Listed entries:
Start of Block
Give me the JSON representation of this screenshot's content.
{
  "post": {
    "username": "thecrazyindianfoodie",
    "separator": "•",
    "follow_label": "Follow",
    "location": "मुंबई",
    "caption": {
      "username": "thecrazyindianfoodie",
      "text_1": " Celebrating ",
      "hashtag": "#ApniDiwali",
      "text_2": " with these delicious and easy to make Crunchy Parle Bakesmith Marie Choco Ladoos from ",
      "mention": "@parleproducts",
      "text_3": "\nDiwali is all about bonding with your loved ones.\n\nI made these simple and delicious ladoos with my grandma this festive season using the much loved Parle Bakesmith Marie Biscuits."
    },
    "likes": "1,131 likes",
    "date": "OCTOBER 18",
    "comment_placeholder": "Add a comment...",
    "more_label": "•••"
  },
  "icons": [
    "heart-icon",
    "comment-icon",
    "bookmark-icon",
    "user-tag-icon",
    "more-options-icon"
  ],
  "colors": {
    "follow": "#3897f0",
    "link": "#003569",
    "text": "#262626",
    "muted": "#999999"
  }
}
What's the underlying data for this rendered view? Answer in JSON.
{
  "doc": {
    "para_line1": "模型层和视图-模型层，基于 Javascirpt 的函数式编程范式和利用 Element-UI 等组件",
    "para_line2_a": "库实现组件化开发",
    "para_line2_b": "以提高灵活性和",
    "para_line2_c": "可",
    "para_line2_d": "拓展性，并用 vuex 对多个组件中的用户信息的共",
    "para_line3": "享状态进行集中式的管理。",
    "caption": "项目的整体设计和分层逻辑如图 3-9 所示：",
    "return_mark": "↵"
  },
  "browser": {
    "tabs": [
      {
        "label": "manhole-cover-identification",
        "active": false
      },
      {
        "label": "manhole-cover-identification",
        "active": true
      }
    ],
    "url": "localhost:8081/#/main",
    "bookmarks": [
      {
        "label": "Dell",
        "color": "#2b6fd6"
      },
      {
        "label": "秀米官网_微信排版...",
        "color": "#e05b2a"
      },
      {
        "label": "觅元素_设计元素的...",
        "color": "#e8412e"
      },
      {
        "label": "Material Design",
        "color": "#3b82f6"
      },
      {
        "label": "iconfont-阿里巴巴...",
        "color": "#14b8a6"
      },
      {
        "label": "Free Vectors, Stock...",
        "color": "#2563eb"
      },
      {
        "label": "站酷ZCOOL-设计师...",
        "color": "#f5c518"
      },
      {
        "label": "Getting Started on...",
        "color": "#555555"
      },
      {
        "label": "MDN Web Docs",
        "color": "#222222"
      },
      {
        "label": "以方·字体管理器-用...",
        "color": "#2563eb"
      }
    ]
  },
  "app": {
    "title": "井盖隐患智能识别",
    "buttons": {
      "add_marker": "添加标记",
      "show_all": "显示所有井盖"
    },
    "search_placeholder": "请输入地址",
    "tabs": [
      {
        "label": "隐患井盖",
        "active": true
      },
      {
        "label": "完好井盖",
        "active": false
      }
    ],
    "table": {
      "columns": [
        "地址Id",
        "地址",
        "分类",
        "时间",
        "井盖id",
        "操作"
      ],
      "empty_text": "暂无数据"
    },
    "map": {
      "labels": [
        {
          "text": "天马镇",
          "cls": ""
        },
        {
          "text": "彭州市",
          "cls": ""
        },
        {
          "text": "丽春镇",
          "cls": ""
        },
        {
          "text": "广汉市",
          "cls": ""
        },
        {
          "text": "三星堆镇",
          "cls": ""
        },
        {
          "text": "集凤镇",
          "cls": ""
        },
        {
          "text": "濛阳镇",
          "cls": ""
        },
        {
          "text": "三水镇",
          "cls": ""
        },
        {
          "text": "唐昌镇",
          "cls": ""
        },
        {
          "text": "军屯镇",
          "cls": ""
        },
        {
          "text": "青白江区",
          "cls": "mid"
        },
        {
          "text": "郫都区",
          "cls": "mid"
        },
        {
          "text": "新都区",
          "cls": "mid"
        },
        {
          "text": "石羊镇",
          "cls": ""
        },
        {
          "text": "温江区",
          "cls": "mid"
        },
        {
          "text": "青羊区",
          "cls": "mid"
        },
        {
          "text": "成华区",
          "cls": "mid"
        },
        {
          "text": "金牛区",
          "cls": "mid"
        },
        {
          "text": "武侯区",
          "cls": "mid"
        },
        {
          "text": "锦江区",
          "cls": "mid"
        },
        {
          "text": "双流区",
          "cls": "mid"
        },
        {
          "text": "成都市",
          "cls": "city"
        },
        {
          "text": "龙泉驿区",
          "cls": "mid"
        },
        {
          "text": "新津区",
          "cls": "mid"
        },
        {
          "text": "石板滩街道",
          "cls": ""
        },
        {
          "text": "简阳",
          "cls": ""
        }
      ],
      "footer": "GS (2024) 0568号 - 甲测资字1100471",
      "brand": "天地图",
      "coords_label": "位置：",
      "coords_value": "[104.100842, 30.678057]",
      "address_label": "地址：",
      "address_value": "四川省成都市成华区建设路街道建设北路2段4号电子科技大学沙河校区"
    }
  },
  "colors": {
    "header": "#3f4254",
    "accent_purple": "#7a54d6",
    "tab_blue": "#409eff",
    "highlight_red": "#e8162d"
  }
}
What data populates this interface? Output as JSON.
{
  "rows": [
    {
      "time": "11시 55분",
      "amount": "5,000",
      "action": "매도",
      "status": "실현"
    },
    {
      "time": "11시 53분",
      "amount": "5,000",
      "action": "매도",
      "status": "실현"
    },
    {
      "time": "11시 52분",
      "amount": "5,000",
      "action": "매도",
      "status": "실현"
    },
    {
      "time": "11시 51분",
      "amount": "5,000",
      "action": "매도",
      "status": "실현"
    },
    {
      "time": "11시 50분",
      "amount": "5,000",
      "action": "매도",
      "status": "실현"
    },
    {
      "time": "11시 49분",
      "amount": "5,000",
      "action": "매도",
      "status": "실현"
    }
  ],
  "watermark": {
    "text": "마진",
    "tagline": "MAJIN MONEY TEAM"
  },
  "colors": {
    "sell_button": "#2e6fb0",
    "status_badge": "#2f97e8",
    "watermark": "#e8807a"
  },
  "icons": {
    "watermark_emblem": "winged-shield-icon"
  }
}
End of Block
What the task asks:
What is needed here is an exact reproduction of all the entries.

Expected answer:
Give me the JSON representation of this screenshot's content.
{
  "post": {
    "username": "thecrazyindianfoodie",
    "separator": "•",
    "follow_label": "Follow",
    "location": "मुंबई",
    "caption": {
      "username": "thecrazyindianfoodie",
      "text_1": " Celebrating ",
      "hashtag": "#ApniDiwali",
      "text_2": " with these delicious and easy to make Crunchy Parle Bakesmith Marie Choco Ladoos from ",
      "mention": "@parleproducts",
      "text_3": "\nDiwali is all about bonding with your loved ones.\n\nI made these simple and delicious ladoos with my grandma this festive season using the much loved Parle Bakesmith Marie Biscuits."
    },
    "likes": "1,131 likes",
    "date": "OCTOBER 18",
    "comment_placeholder": "Add a comment...",
    "more_label": "•••"
  },
  "icons": [
    "heart-icon",
    "comment-icon",
    "bookmark-icon",
    "user-tag-icon",
    "more-options-icon"
  ],
  "colors": {
    "follow": "#3897f0",
    "link": "#003569",
    "text": "#262626",
    "muted": "#999999"
  }
}
What's the underlying data for this rendered view? Answer in JSON.
{
  "doc": {
    "para_line1": "模型层和视图-模型层，基于 Javascirpt 的函数式编程范式和利用 Element-UI 等组件",
    "para_line2_a": "库实现组件化开发",
    "para_line2_b": "以提高灵活性和",
    "para_line2_c": "可",
    "para_line2_d": "拓展性，并用 vuex 对多个组件中的用户信息的共",
    "para_line3": "享状态进行集中式的管理。",
    "caption": "项目的整体设计和分层逻辑如图 3-9 所示：",
    "return_mark": "↵"
  },
  "browser": {
    "tabs": [
      {
        "label": "manhole-cover-identification",
        "active": false
      },
      {
        "label": "manhole-cover-identification",
        "active": true
      }
    ],
    "url": "localhost:8081/#/main",
    "bookmarks": [
      {
        "label": "Dell",
        "color": "#2b6fd6"
      },
      {
        "label": "秀米官网_微信排版...",
        "color": "#e05b2a"
      },
      {
        "label": "觅元素_设计元素的...",
        "color": "#e8412e"
      },
      {
        "label": "Material Design",
        "color": "#3b82f6"
      },
      {
        "label": "iconfont-阿里巴巴...",
        "color": "#14b8a6"
      },
      {
        "label": "Free Vectors, Stock...",
        "color": "#2563eb"
      },
      {
        "label": "站酷ZCOOL-设计师...",
        "color": "#f5c518"
      },
      {
        "label": "Getting Started on...",
        "color": "#555555"
      },
      {
        "label": "MDN Web Docs",
        "color": "#222222"
      },
      {
        "label": "以方·字体管理器-用...",
        "color": "#2563eb"
      }
    ]
  },
  "app": {
    "title": "井盖隐患智能识别",
    "buttons": {
      "add_marker": "添加标记",
      "show_all": "显示所有井盖"
    },
    "search_placeholder": "请输入地址",
    "tabs": [
      {
        "label": "隐患井盖",
        "active": true
      },
      {
        "label": "完好井盖",
        "active": false
      }
    ],
    "table": {
      "columns": [
        "地址Id",
        "地址",
        "分类",
        "时间",
        "井盖id",
        "操作"
      ],
      "empty_text": "暂无数据"
    },
    "map": {
      "labels": [
        {
          "text": "天马镇",
          "cls": ""
        },
        {
          "text": "彭州市",
          "cls": ""
        },
        {
          "text": "丽春镇",
          "cls": ""
        },
        {
          "text": "广汉市",
          "cls": ""
        },
        {
          "text": "三星堆镇",
          "cls": ""
        },
        {
          "text": "集凤镇",
          "cls": ""
        },
        {
          "text": "濛阳镇",
          "cls": ""
        },
        {
          "text": "三水镇",
          "cls": ""
        },
        {
          "text": "唐昌镇",
          "cls": ""
        },
        {
          "text": "军屯镇",
          "cls": ""
        },
        {
          "text": "青白江区",
          "cls": "mid"
        },
        {
          "text": "郫都区",
          "cls": "mid"
        },
        {
          "text": "新都区",
          "cls": "mid"
        },
        {
          "text": "石羊镇",
          "cls": ""
        },
        {
          "text": "温江区",
          "cls": "mid"
        },
        {
          "text": "青羊区",
          "cls": "mid"
        },
        {
          "text": "成华区",
          "cls": "mid"
        },
        {
          "text": "金牛区",
          "cls": "mid"
        },
        {
          "text": "武侯区",
          "cls": "mid"
        },
        {
          "text": "锦江区",
          "cls": "mid"
        },
        {
          "text": "双流区",
          "cls": "mid"
        },
        {
          "text": "成都市",
          "cls": "city"
        },
        {
          "text": "龙泉驿区",
          "cls": "mid"
        },
        {
          "text": "新津区",
          "cls": "mid"
        },
        {
          "text": "石板滩街道",
          "cls": ""
        },
        {
          "text": "简阳",
          "cls": ""
        }
      ],
      "footer": "GS (2024) 0568号 - 甲测资字1100471",
      "brand": "天地图",
      "coords_label": "位置：",
      "coords_value": "[104.100842, 30.678057]",
      "address_label": "地址：",
      "address_value": "四川省成都市成华区建设路街道建设北路2段4号电子科技大学沙河校区"
    }
  },
  "colors": {
    "header": "#3f4254",
    "accent_purple": "#7a54d6",
    "tab_blue": "#409eff",
    "highlight_red": "#e8162d"
  }
}
What data populates this interface? Output as JSON.
{
  "rows": [
    {
      "time": "11시 55분",
      "amount": "5,000",
      "action": "매도",
      "status": "실현"
    },
    {
      "time": "11시 53분",
      "amount": "5,000",
      "action": "매도",
      "status": "실현"
    },
    {
      "time": "11시 52분",
      "amount": "5,000",
      "action": "매도",
      "status": "실현"
    },
    {
      "time": "11시 51분",
      "amount": "5,000",
      "action": "매도",
      "status": "실현"
    },
    {
      "time": "11시 50분",
      "amount": "5,000",
      "action": "매도",
      "status": "실현"
    },
    {
      "time": "11시 49분",
      "amount": "5,000",
      "action": "매도",
      "status": "실현"
    }
  ],
  "watermark": {
    "text": "마진",
    "tagline": "MAJIN MONEY TEAM"
  },
  "colors": {
    "sell_button": "#2e6fb0",
    "status_badge": "#2f97e8",
    "watermark": "#e8807a"
  },
  "icons": {
    "watermark_emblem": "winged-shield-icon"
  }
}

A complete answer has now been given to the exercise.